  • Non-muscle weight gain: We’re referring to body fat here. Creatine will not make you “fat.” You have to consume more calories than you are working off to gain fat. Most creatine contains little to no calories, so in order to gain non-muscle weight (fat), you’d need to consume an excessive amount of calories (eating more calories than you burn) to gain body fat.
  • Water weight: Creatine does increase water intake in your muscles, which can make them appear bigger (increased muscle cell hydration). Some people will gain between 2-4.5 lbs due to water retention in the first week.
  • Muscle mass: Creatine helps your muscles produce energy, and over time, it can affect muscle strength and size. Increased muscle mass might mean “weight gain,” but as your muscles grow, the water weight will be less noticeable. 

That’s why we are fans of NSVs or non-scale victories! Forget the scale for a second and focus on the fact that you are stronger, healthier, and probably feel better when you’re eating right, exercising, and supplementing with creatine. 🙂 

If you are trying to bulk, then you will need to do WAY more than just take creatine, as it only causes water weight. You need to continuously lift heavy and eat like there’s no tomorrow. 

The Gist:

You will likely see some small weight change, but that comes with the enhanced strength, cell hydration, energy support, lean body mass, and improved exercise performance that comes with creatine.

Do I have to do a loading phase with creatine?

As you can probably see, with most things “creatine,” there are multiple ways for you to benefit. You don’t HAVE to do a loading phase, but let’s explain the reasons for doing so. 

Here’s what a creatine cycle might look like:

  • Take around 20g daily of creatine for 5-7 days (Loading Phase)

then

  • Take 5g daily (Regular Maintenance) 

Creatine loading helps you get creatine to the muscles faster, which can come with potential small increases of strength and water retention. Taking your regular maintenance can provide the same benefits, but it will just take longer to get there. So, the real question might be, “How quickly do I want to see the benefits of my creatine?”

The Gist:

Creatine loading (20g for 5-7 days) helps you load the muscles faster, which can potentially come with smaller increases in strength and water retention. You can still reach that point with the regular maintenance (5g daily), except that it will take longer to get there! 

What does creatine taste like?

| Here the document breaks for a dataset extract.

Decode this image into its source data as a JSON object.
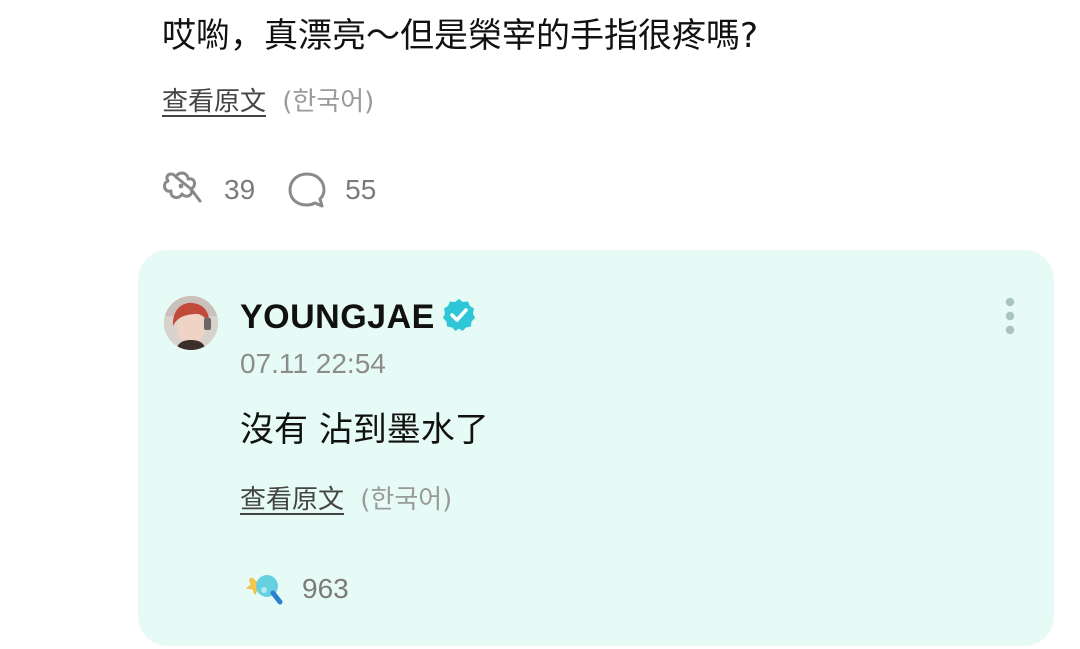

In this case, we will focus purely on the taste of creatine monohydrate. Creatine monohydrate is most commonly tasteless (no flavor or smell). This is nice because it can be easily mixed in with your water, sports drinks, or shakes. You might also be able to find some creatine products with added flavor. 

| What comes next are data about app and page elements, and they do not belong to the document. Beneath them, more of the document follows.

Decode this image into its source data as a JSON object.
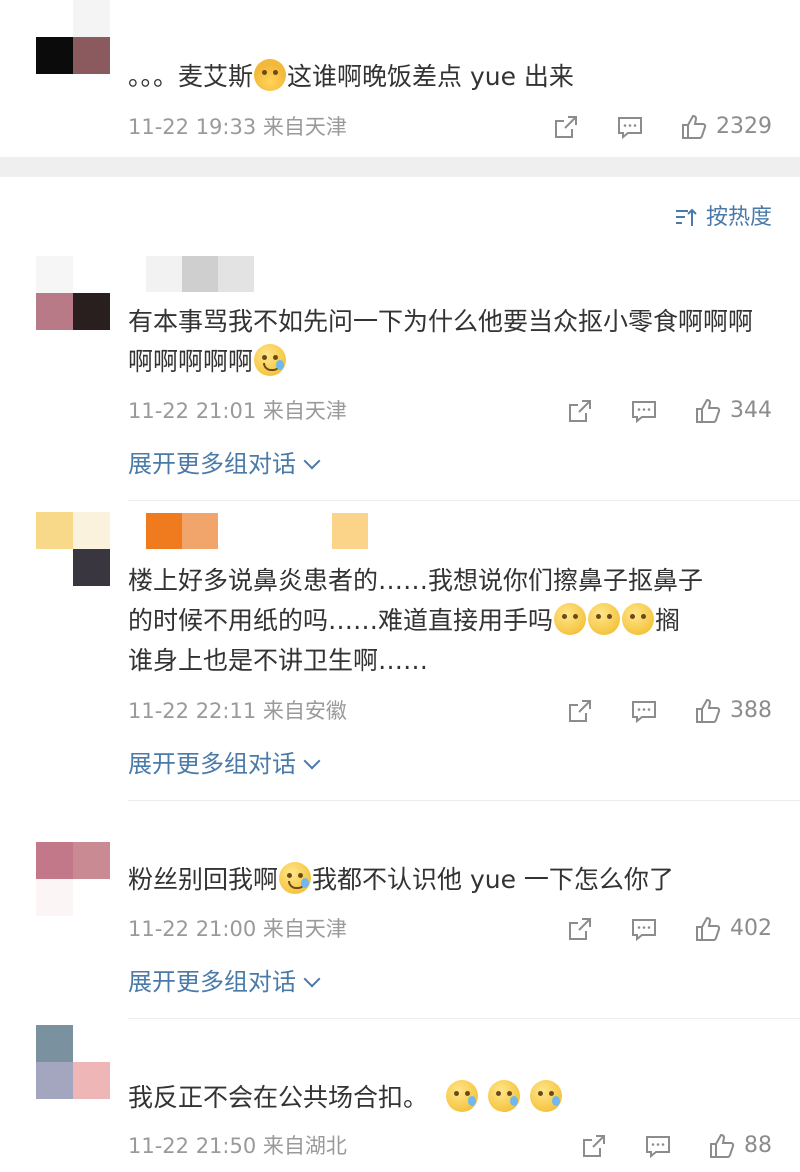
{
  "sort": {
    "label": "按热度",
    "icon": "sort-icon"
  },
  "comments": [
    {
      "text": "。。。麦艾斯",
      "text_after": "这谁啊晚饭差点 yue 出来",
      "emoji": "fearful-emoji",
      "time": "11-22 19:33 来自天津",
      "likes": "2329",
      "expand": ""
    },
    {
      "text": "有本事骂我不如先问一下为什么他要当众抠小零食啊啊啊啊啊啊啊啊",
      "emoji": "crying-laughing-emoji",
      "time": "11-22 21:01 来自天津",
      "likes": "344",
      "expand": "展开更多组对话"
    },
    {
      "text_line1": "楼上好多说鼻炎患者的……我想说你们擦鼻子抠鼻子",
      "text_line2": "的时候不用纸的吗……难道直接用手吗",
      "text_line2_end": "搁",
      "text_line3": "谁身上也是不讲卫生啊……",
      "emoji": "speechless-emoji",
      "time": "11-22 22:11 来自安徽",
      "likes": "388",
      "expand": "展开更多组对话"
    },
    {
      "text": "粉丝别回我啊",
      "text_after": "我都不认识他 yue 一下怎么你了",
      "emoji": "crying-laughing-emoji",
      "time": "11-22 21:00 来自天津",
      "likes": "402",
      "expand": "展开更多组对话"
    },
    {
      "text": "我反正不会在公共场合扣。",
      "emoji": "sweat-emoji",
      "time": "11-22 21:50 来自湖北",
      "likes": "88",
      "expand": ""
    }
  ],
  "colors": {
    "link": "#4a7aa8",
    "meta": "#9a9a9a",
    "text": "#333333",
    "band": "#efefef"
  }
}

The Gist:

Creatine monohydrate is tasteless and can be easily mixed into your drink of choice.

Wrapping It Up!

Whew! We went full throttle into creatine. The fact that creatine has been studied, used, and loved for over two centuries gives us a lot to go on. 

Let’s quickly review some main points:

  • Creatine helps your muscles produce energy during heavy lifting or exercising.
  • Most creatine studies are based on the most well-known form of creatine: monohydrate. Over the years, many people have attempted to create different forms of creatine to provide additional benefits, but most don’t have the research to back it up.
  • Creatine has been shown to be extremely beneficial for performance athletes, bodybuilders, and men and women alike wanting to maximize their exercise efforts. 
  • Starting creatine might come with some water weight gain, but it’s all for your muscles, and over time, it will even out.
  • Though creatine is naturally made in the body, the more creatine we get, the more energy for our muscles, which means getting it from your diet and supplementing can be very beneficial.  

Don’t let the misconceptions of creatine prevent you from taking your transformation to the next level!

There are a lot of creatine benefits, but it is widely used to help maximize exercise efforts. Looking for more work out ideas? Check out some of our favorite at-home workouts!

 

Share Your Thoughts

Your email address will not be published. Required fields are marked *

{"cart_token":"","hash":"","cart_data":""}